Nothing should be left out. Give all the data again exactly as written.

Saved entries
↓
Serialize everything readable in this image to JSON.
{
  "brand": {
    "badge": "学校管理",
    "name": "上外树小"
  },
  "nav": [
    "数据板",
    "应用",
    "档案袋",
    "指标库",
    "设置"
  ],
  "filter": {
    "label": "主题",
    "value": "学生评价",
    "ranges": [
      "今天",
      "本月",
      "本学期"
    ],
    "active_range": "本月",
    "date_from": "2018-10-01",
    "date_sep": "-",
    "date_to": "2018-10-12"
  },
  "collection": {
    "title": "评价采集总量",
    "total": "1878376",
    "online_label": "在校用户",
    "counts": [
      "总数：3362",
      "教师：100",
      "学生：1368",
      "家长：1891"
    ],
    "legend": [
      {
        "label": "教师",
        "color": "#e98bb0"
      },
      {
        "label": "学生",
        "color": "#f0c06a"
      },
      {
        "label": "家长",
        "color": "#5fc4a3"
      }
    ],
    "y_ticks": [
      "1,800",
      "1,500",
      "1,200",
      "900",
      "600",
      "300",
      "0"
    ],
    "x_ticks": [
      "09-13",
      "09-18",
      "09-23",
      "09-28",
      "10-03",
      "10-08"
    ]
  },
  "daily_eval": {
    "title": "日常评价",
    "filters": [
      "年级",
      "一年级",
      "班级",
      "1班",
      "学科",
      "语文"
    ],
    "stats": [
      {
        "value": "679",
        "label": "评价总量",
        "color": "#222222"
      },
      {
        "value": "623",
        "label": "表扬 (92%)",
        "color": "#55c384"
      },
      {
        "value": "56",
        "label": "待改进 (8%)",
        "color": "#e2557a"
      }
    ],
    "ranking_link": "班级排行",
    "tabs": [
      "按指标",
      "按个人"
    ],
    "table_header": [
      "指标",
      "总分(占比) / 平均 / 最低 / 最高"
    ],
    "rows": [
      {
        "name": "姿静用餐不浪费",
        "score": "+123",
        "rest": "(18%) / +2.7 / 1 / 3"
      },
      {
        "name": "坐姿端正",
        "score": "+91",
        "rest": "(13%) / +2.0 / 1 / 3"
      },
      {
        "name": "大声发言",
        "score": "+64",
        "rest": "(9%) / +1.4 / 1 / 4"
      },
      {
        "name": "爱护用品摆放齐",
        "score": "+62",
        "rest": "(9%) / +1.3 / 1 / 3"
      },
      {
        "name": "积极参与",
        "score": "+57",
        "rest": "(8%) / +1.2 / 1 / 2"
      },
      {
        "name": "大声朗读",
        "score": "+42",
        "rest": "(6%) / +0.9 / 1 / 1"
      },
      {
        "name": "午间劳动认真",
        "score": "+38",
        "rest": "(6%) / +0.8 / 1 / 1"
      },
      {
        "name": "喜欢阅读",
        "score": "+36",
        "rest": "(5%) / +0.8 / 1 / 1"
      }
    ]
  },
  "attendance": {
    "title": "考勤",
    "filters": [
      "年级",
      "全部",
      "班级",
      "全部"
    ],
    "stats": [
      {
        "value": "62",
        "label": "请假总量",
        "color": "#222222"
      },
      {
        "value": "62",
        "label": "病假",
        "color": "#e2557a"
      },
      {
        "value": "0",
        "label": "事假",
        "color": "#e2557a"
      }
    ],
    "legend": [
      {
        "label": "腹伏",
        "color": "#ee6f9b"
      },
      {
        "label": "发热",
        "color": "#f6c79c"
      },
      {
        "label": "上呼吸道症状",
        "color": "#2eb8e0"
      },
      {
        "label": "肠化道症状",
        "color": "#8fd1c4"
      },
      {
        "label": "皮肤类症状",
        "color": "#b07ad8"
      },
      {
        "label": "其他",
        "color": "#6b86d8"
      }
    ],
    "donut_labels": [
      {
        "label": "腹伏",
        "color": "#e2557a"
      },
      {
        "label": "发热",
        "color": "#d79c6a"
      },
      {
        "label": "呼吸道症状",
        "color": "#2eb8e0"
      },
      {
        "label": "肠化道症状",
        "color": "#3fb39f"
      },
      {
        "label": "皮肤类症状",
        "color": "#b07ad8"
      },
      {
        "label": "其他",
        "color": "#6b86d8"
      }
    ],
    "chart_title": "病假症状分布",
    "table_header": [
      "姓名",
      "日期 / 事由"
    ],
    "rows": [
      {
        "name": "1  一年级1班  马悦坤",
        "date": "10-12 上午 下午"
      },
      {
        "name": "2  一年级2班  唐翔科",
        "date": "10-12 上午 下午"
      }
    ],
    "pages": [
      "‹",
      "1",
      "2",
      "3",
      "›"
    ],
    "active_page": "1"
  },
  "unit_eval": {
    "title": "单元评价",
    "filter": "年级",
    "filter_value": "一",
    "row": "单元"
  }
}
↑
● ANSWER:
Serialize everything readable in this image to JSON.
{
  "brand": {
    "badge": "学校管理",
    "name": "上外树小"
  },
  "nav": [
    "数据板",
    "应用",
    "档案袋",
    "指标库",
    "设置"
  ],
  "filter": {
    "label": "主题",
    "value": "学生评价",
    "ranges": [
      "今天",
      "本月",
      "本学期"
    ],
    "active_range": "本月",
    "date_from": "2018-10-01",
    "date_sep": "-",
    "date_to": "2018-10-12"
  },
  "collection": {
    "title": "评价采集总量",
    "total": "1878376",
    "online_label": "在校用户",
    "counts": [
      "总数：3362",
      "教师：100",
      "学生：1368",
      "家长：1891"
    ],
    "legend": [
      {
        "label": "教师",
        "color": "#e98bb0"
      },
      {
        "label": "学生",
        "color": "#f0c06a"
      },
      {
        "label": "家长",
        "color": "#5fc4a3"
      }
    ],
    "y_ticks": [
      "1,800",
      "1,500",
      "1,200",
      "900",
      "600",
      "300",
      "0"
    ],
    "x_ticks": [
      "09-13",
      "09-18",
      "09-23",
      "09-28",
      "10-03",
      "10-08"
    ]
  },
  "daily_eval": {
    "title": "日常评价",
    "filters": [
      "年级",
      "一年级",
      "班级",
      "1班",
      "学科",
      "语文"
    ],
    "stats": [
      {
        "value": "679",
        "label": "评价总量",
        "color": "#222222"
      },
      {
        "value": "623",
        "label": "表扬 (92%)",
        "color": "#55c384"
      },
      {
        "value": "56",
        "label": "待改进 (8%)",
        "color": "#e2557a"
      }
    ],
    "ranking_link": "班级排行",
    "tabs": [
      "按指标",
      "按个人"
    ],
    "table_header": [
      "指标",
      "总分(占比) / 平均 / 最低 / 最高"
    ],
    "rows": [
      {
        "name": "姿静用餐不浪费",
        "score": "+123",
        "rest": "(18%) / +2.7 / 1 / 3"
      },
      {
        "name": "坐姿端正",
        "score": "+91",
        "rest": "(13%) / +2.0 / 1 / 3"
      },
      {
        "name": "大声发言",
        "score": "+64",
        "rest": "(9%) / +1.4 / 1 / 4"
      },
      {
        "name": "爱护用品摆放齐",
        "score": "+62",
        "rest": "(9%) / +1.3 / 1 / 3"
      },
      {
        "name": "积极参与",
        "score": "+57",
        "rest": "(8%) / +1.2 / 1 / 2"
      },
      {
        "name": "大声朗读",
        "score": "+42",
        "rest": "(6%) / +0.9 / 1 / 1"
      },
      {
        "name": "午间劳动认真",
        "score": "+38",
        "rest": "(6%) / +0.8 / 1 / 1"
      },
      {
        "name": "喜欢阅读",
        "score": "+36",
        "rest": "(5%) / +0.8 / 1 / 1"
      }
    ]
  },
  "attendance": {
    "title": "考勤",
    "filters": [
      "年级",
      "全部",
      "班级",
      "全部"
    ],
    "stats": [
      {
        "value": "62",
        "label": "请假总量",
        "color": "#222222"
      },
      {
        "value": "62",
        "label": "病假",
        "color": "#e2557a"
      },
      {
        "value": "0",
        "label": "事假",
        "color": "#e2557a"
      }
    ],
    "legend": [
      {
        "label": "腹伏",
        "color": "#ee6f9b"
      },
      {
        "label": "发热",
        "color": "#f6c79c"
      },
      {
        "label": "上呼吸道症状",
        "color": "#2eb8e0"
      },
      {
        "label": "肠化道症状",
        "color": "#8fd1c4"
      },
      {
        "label": "皮肤类症状",
        "color": "#b07ad8"
      },
      {
        "label": "其他",
        "color": "#6b86d8"
      }
    ],
    "donut_labels": [
      {
        "label": "腹伏",
        "color": "#e2557a"
      },
      {
        "label": "发热",
        "color": "#d79c6a"
      },
      {
        "label": "呼吸道症状",
        "color": "#2eb8e0"
      },
      {
        "label": "肠化道症状",
        "color": "#3fb39f"
      },
      {
        "label": "皮肤类症状",
        "color": "#b07ad8"
      },
      {
        "label": "其他",
        "color": "#6b86d8"
      }
    ],
    "chart_title": "病假症状分布",
    "table_header": [
      "姓名",
      "日期 / 事由"
    ],
    "rows": [
      {
        "name": "1  一年级1班  马悦坤",
        "date": "10-12 上午 下午"
      },
      {
        "name": "2  一年级2班  唐翔科",
        "date": "10-12 上午 下午"
      }
    ],
    "pages": [
      "‹",
      "1",
      "2",
      "3",
      "›"
    ],
    "active_page": "1"
  },
  "unit_eval": {
    "title": "单元评价",
    "filter": "年级",
    "filter_value": "一",
    "row": "单元"
  }
}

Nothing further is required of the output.